Friday, June 6, 2014

The NSA's Illegality Is Not Excused by Results

The Snowden revelations told us that our leaders have been lying to us while breaking the law.  Their justification is that they are doing it to protect us.  But are they?

The Stasi comparison I hear frequently is overblown, but there are some parallels.  The Stasi relied on an elaborate network of informants; one of the main points was to put doubt into the minds of every citizen as to whom she could trust.  The NSA relies on electronic data gathering, and wants you to trust Verizon, Google, et al so as to make its job easier.  The Stasi's goal was the perpetuation of a dictatorial state.  The NSA serves an elected President.  The Stasi was brutally efficient; the NSA is comparatively feckless (more on this later).  However, both the Stasi and the NSA are large bureaucracies with their own organizational imperatives.  They both had rogue agents.  Both lied constantly and out of habit to their own people in pursuit of what they considered a higher goal than truth or freedom or rule of law.  The Stasi is, I think, more a useful example of what the NSA might become than an accurate description of what it is.  It doesn't hurt to keep it in mind when we talk about this subject.

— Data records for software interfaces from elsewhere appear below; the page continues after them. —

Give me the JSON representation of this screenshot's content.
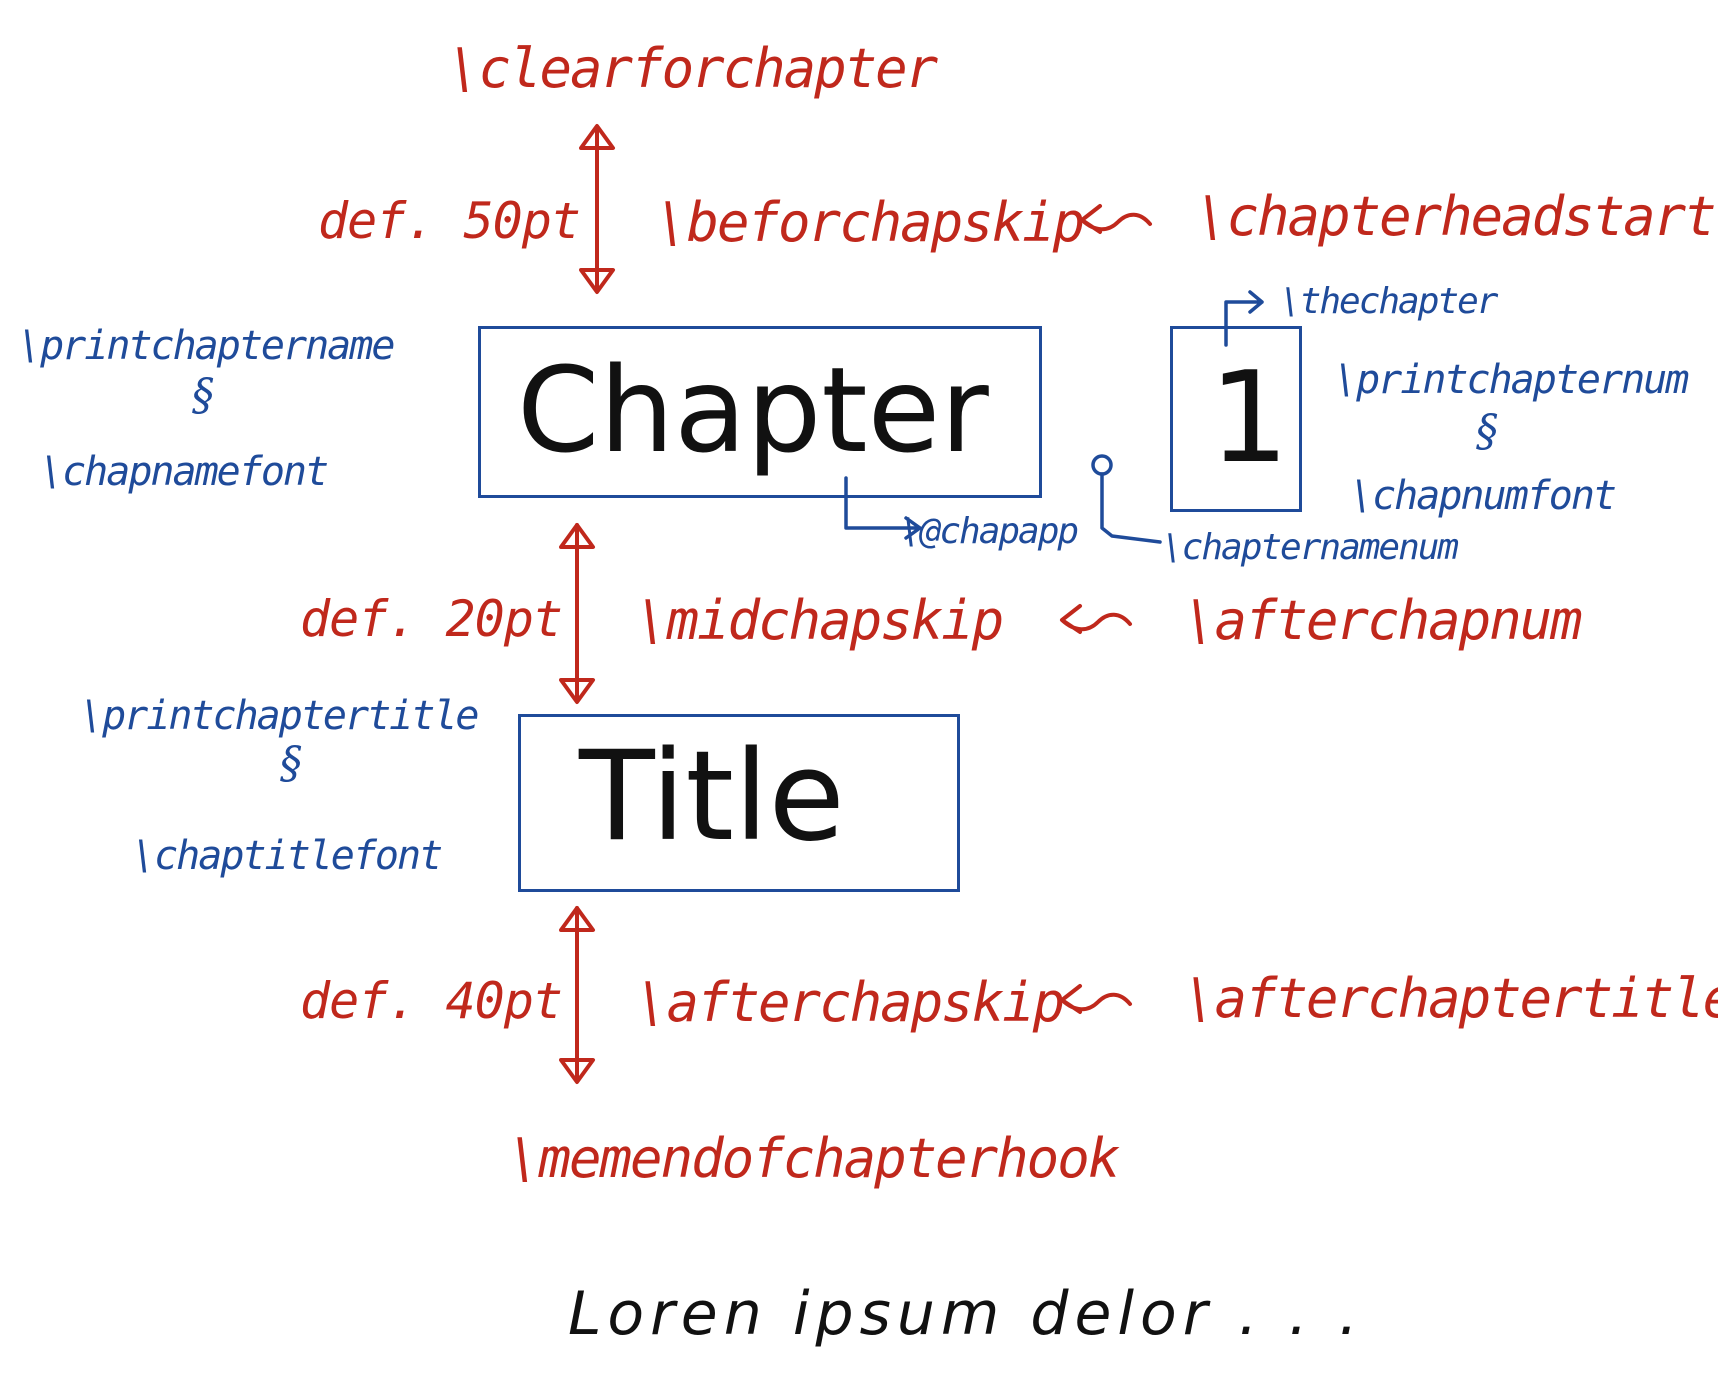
{
  "hooks": {
    "clearforchapter": "\\clearforchapter",
    "beforchapskip": "\\beforchapskip",
    "chapterheadstart": "\\chapterheadstart",
    "midchapskip": "\\midchapskip",
    "afterchapnum": "\\afterchapnum",
    "afterchapskip": "\\afterchapskip",
    "afterchaptertitle": "\\afterchaptertitle",
    "memendofchapterhook": "\\memendofchapterhook"
  },
  "dimensions": {
    "before": "def. 50pt",
    "mid": "def. 20pt",
    "after": "def. 40pt"
  },
  "boxes": {
    "chapter_word": "Chapter",
    "chapter_number": "1",
    "title_word": "Title"
  },
  "fonts": {
    "printchaptername": "\\printchaptername",
    "chapnamefont": "\\chapnamefont",
    "printchapternum": "\\printchapternum",
    "chapnumfont": "\\chapnumfont",
    "printchaptertitle": "\\printchaptertitle",
    "chaptitlefont": "\\chaptitlefont",
    "thechapter": "\\thechapter",
    "chapapp": "\\@chapapp",
    "chapternamenum": "\\chapternamenum",
    "contains_symbol": "§"
  },
  "body_text": "Loren ipsum delor . . .",
  "colors": {
    "hook_red": "#c0281c",
    "font_blue": "#1f4b9a",
    "ink_black": "#111111"
  }
}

What bothers me the most, and I'm surprised so few others mention this, is how poorly the US security apparatus performed with all these tools when it counted.  Let's talk about the Boston Marathon bombing.  It is the only real terrorist plot undertaken since the programs in question were in operation and the NSA, FBI, CIA, etc. missed it completely, despite being informed twice by Russia that Tamerlan Tsarnaev was in communication with jihadis.  We now know that the NSA had access to metadata on every web query and every phone call made by the plotters, who bought pressure cookers, remote control devices, and fireworks, and used bomb-making instructions from the al-Qaeda online publication Inspire.  Stopping events like the Boston Marathon bombing is the main (for many, the sole) justification for the heavy hand of NSA/FBI in the US, and they were seemingly oblivious to the plot.  Subsequent events have not inspired confidence either:  the family was allowed to leave and the father alleged repeated FBI interviews with Tamerlan; and an important witness (Todashev) was killed by the FBI under highly suspicious circumstances.  (The agent who did the killing has been receiving disability payments of over $50k a year after a brief, troubled stint--including pleading the Fifth during a corruption trial--on the Oakland Police Department.  Fills you with confidence in the FBI, doesn't it?)  So, fellow citizens, even if the capabilities the NSA has are reasonable, are our security agencies capable of using them properly?  Have they shown themselves to be honest and competent guardians of the public safety, or have they lied, chiseled, killed, and blundered while terrorists went about their business right under their noses?

Which brings us to Snowden.  He's given us a priceless opportunity to reexamine the pact we made with our government when it comes to security.  The lying phase is over:  we know they've been denying the truth for years, hoodwinking Congress, the public, and judges.  The judges at least get it:  ruling after ruling has slapped down the government's case.  Congress is angry, but won't act unless the public is on their side.  The public has been conditioned to fear terrorists, and been fed a steady diet of phony terror plot "stings" to keep them fat and happy.  The Boston bombing does not seem to have led us to draw the obvious conclusions about the honesty and competence* of the NSA/FBI/CIA/etc.  Obama, the Constitutional law professor who is theoretically in charge, presided over this colossal fuckup but doesn't appear in the least perturbed about what it means.  It's up to us, and we don't seem to be up to facing reality either.

*  Lest I get a lecture about not tarring the entire staff of the security agencies because of the failings of a few, remember that those few were at the top (e.g. Clapper) and at the scene when the bad shit went down (McFarlane).  Living in the DC area, I know/knew many FBI and intelligence agency personnel.  They're nice people on a personal level.  But the really nice soccer dad was a high-ranking agent at Waco, and we all know what happened there.  The point is that we can have an agency staffed with smart, dedicated people who believe they're doing the best they can to safeguard the US but who are collectively virtually useless--sometimes worse than useless--because there's bad leadership, no oversight, no honesty, no regard for the rule of law, and no consequences for failure.